Palestinians plan another tent village

Israeli police forces evict a Palestinian activist from an area known as E1 in the West Bank, January 13, 2012.

Palestinian activists have devised plans to set up another tent village in the occupied Palestinian territories as a sign of protest against Israel’s settlement policies.

The exact location of the planned tent village has not been announced yet, but it is expected to be set up at the site of Israel’s future settlement projects, referred to by the Israelis as E1.

The move came following a forced evacuation of some 200 Palestinian and foreign activists, who had set up makeshift tents in the Israel-occupied Palestinian territory of the West Bank on Friday to confront a recent Israeli plan to construct new settlement units in the area.

It is the second time that the pro-Palestine activists are using the tactic to protest against Tel Aviv’s settlement construction policies.

On Sunday, Israeli forces attacked the activists’ tent camp and forcibly evacuated them.

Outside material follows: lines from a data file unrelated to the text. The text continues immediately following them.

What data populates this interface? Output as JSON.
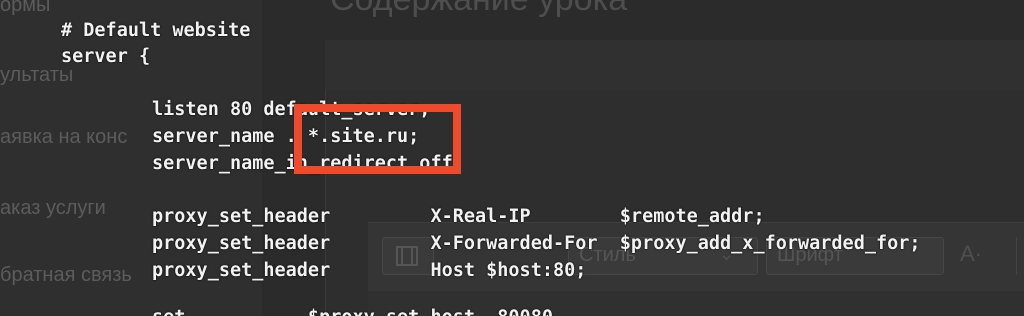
{
  "background_page": {
    "sidebar": {
      "items": [
        {
          "label": "ормы"
        },
        {
          "label": "ультаты"
        },
        {
          "label": "аявка на конс"
        },
        {
          "label": "аказ услуги"
        },
        {
          "label": "братная связь"
        }
      ]
    },
    "heading": "Содержание урока",
    "toolbar": {
      "style_label": "Стиль",
      "font_label": "Шрифт",
      "text_size_glyph": "A·",
      "chevron_glyph": "⌄",
      "film_icon": "film-icon"
    }
  },
  "code": {
    "lines": [
      "# Default website",
      "server {",
      "listen 80 default_server;",
      "server_name . *.site.ru;",
      "server_name_in_redirect off",
      "proxy_set_header         X-Real-IP        $remote_addr;",
      "proxy_set_header         X-Forwarded-For  $proxy_add_x_forwarded_for;",
      "proxy_set_header         Host $host:80;",
      "set           $proxy_set_host  80080"
    ]
  },
  "annotation": {
    "color": "#ef4a2c"
  }
}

Palestinian protesters said that at least six activists were wounded in the attack.

UN Secretary-General Ban Ki-moon on Monday slammed Israel’s attack on peaceful Palestinian protesters, calling the protest non-violent. Ban reiterated that the Palestinians reserve the right to stage peaceful demonstrations, urging Israel to respect the inalienable right of the Palestinian people.

The UN chief also called on Israeli Prime Minister Benjamin Netanyahu to abandon his new plans of settlement construction in the West Bank.
Despite international condemnations, Israel has announced new plans to construct 170 new settler units and 84 “guest rooms” in the West Bank region.

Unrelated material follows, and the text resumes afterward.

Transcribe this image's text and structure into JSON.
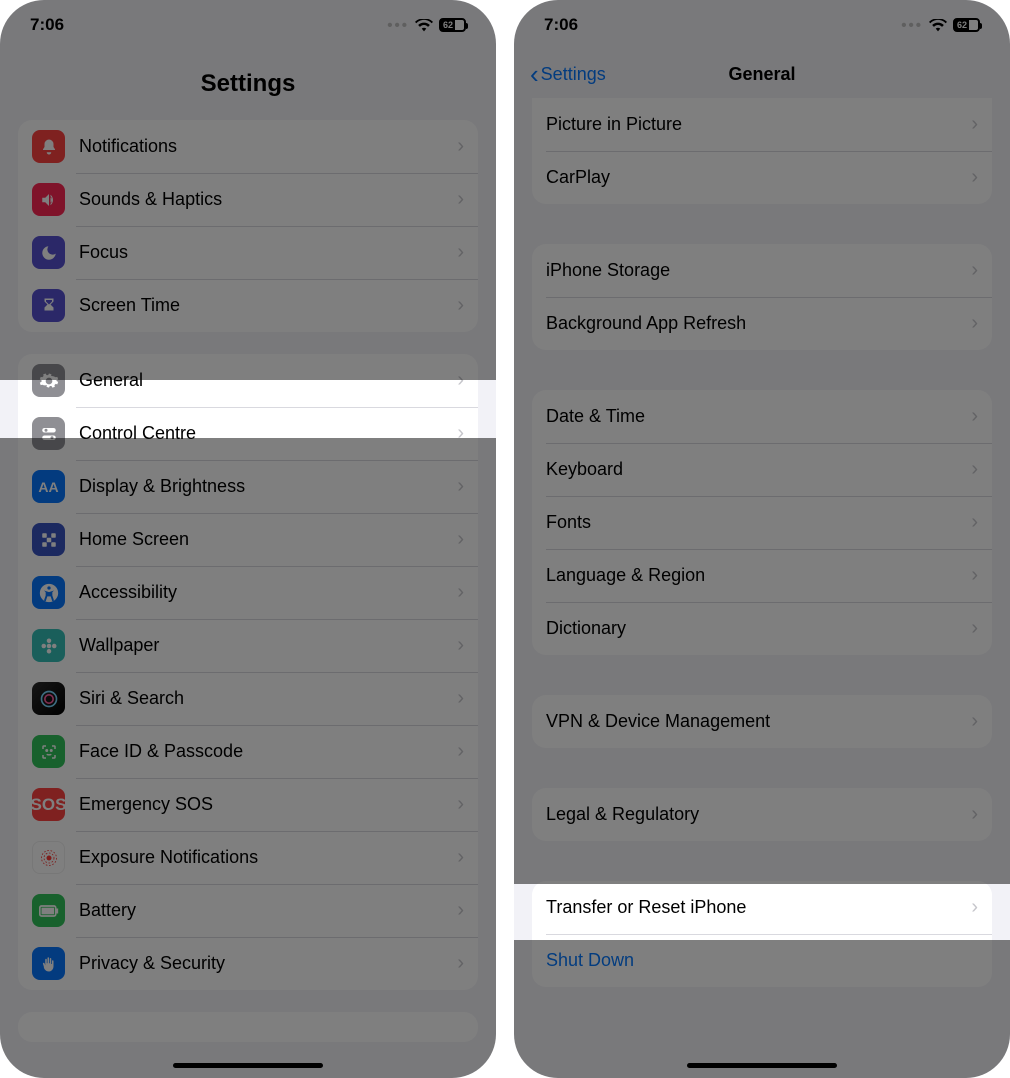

The E1 project aims at connecting the West Bank settlement of Maale Adumim to the occupied Palestinian territory of East al-Quds (Jerusalem), about six kilometers away. The plan will cut off the northern part of the West Bank from the south.

More than half a million Israelis live in over 120 illegal settlements built since the 1967 Israeli occupation of the West Bank and East al-Quds.

The UN and most countries consider the Israeli settlements illegal because the territories were captured by Israel in the 1967 war and are hence subject to the Geneva Conventions, which forbid construction on occupied lands.